LeMahieu reached on a fielder’s choice ground out, then advanced to second base on Charlie Blackmon‘s single. While Nolan Arenado and Trevor Story were batting, Baez was concerned that LeMahieu was relaying the Cubs’ signs to his teammates. Baez decided to stand in front of LeMahieu to block any information he might have been giving to Arenado and Story. LeMahieu got irritated and the two jawed at each other for a bit. Umpires Vic Carapazza and Greg Gibson had to intervene to tell Baez to knock it off.

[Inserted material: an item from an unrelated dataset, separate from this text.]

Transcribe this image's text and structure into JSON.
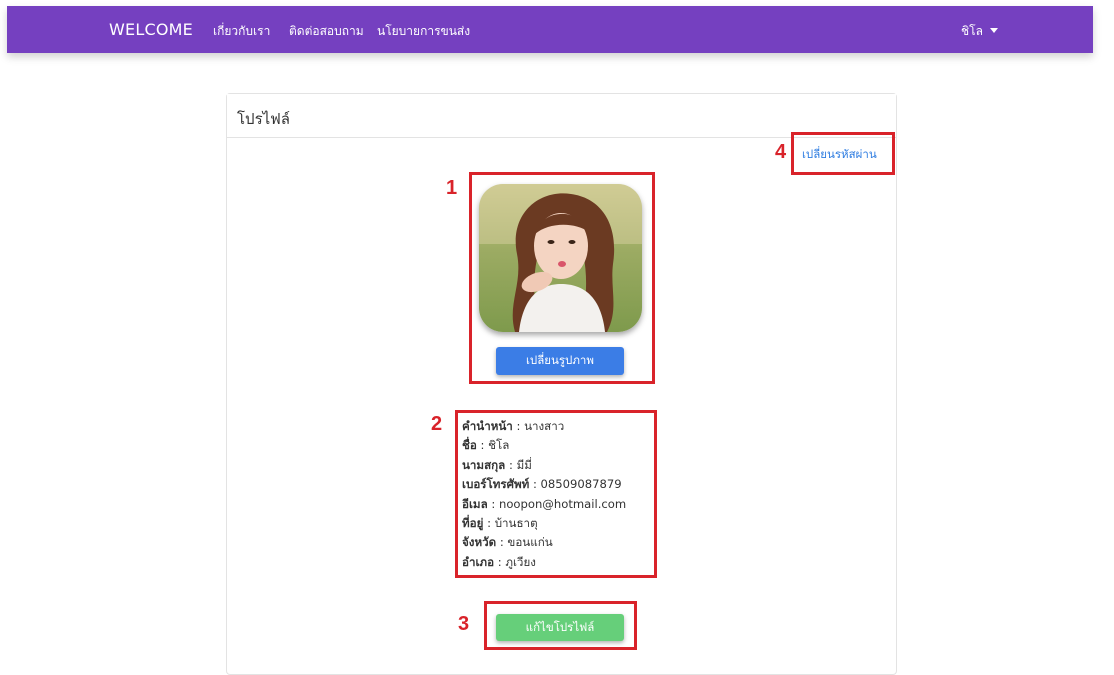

There has always been a back-and-forth with alleged sign-stealing. As long as teams aren’t using technology to steal signs, it’s fair game for players to relay information to their teammates about the opposing team’s signs. Last year, MLB determined the Red Sox went against the rules and used technology — an Apple watch in this case — to steal signs from the Yankees. Other teams in the past have been accused of using binoculars from the bullpen to steal signs. In this particular case with Baez and LeMahieu, there was no foul play going on, just Baez trying to make the Rockies cede what he perceived to be their slight competitive advantage.

The Cubs went on to beat the Rockies 9-7 on Sunday.